Auto Enrollment Plan

DEFINITION of 'Auto Enrollment Plan'

An employer’s decision to sign employees up to have a percentage of their paychecks automatically placed into a retirement savings and investment account. Auto enrollment plans don’t require the employee to take action or to explicitly consent to participate in an employer-sponsored retirement plan, like a 401(k). The employer decides what percentage of the employee’s paycheck will automatically be placed in a retirement account, perhaps 3%, and also decides whether to increase that percentage each year, perhaps by 1% per year until the employee is contributing 10%.

BREAKING DOWN 'Auto Enrollment Plan'

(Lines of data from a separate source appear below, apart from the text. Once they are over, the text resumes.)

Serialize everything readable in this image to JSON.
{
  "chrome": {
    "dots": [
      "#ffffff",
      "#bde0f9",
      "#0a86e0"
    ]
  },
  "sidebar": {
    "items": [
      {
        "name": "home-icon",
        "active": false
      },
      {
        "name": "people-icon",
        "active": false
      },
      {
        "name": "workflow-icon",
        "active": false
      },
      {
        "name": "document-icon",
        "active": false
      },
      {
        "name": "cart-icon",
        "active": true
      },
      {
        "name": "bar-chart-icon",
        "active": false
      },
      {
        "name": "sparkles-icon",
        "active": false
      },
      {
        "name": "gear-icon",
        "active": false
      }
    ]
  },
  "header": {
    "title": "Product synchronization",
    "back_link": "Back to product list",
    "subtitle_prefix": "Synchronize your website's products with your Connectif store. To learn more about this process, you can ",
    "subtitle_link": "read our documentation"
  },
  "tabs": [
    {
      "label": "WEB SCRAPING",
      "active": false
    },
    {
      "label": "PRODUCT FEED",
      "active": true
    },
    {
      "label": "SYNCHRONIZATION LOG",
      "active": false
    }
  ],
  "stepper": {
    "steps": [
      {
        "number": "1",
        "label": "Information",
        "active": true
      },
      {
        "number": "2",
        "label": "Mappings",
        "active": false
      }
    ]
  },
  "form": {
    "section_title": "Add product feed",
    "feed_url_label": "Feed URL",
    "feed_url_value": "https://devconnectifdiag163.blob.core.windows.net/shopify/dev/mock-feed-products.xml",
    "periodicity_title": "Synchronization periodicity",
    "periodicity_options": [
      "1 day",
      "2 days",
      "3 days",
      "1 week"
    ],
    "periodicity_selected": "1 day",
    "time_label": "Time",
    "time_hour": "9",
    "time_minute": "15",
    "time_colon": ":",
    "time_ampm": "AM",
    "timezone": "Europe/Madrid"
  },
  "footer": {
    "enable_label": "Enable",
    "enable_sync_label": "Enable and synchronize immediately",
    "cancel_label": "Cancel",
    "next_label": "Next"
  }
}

Automatic enrollment plans are intended to increase the number of workers who save for retirement. Pensions are no longer common, and it is usually up to employees to save for retirement. While many employers have established retirement savings plans, these plans usually require the employee to opt in and to choose what percentage of their paychecks to have their employer place in retirement savings. Many employees don’t take this step; as a result, they miss out on employer matching contributions when they’re offered, and they don’t set aside enough for retirement. A 2015 report from the investment management firm Vanguard found that, among the employer-sponsored retirement plans it managed, automatic enrollment significantly increased retirement plan participation by low-income employees, young employees and minority employees, as well as significantly increasing retirement plan participation by all employees.

Employers might decide to adopt auto enrollment to increase their employees’ retirement plan participation. When they do, they also need to choose a default investment for employees’ retirement plan contributions. Employers can limit their fiduciary liability by choosing lifecycle funds or balanced funds that are designed to help employees earn enough of an investment return to retire while taking the appropriate amount of risk for their age.

Even with auto enrollment, employees can choose how their money is invested, within the options the plan makes available. They don’t have to remain invested in the default option and they can direct future contributions to another option as well. They can also choose to change their default contribution amount — the percentage that is withheld from each paycheck — or opt out of contributing altogether.

Besides helping their employees, another incentive for employers to choose auto enrollment is that it increases the likelihood that, in the event the IRS audits the company’s retirement program, the IRS will find the plan in compliance with the nondiscrimination rules employers have to follow when they offer retirement plans.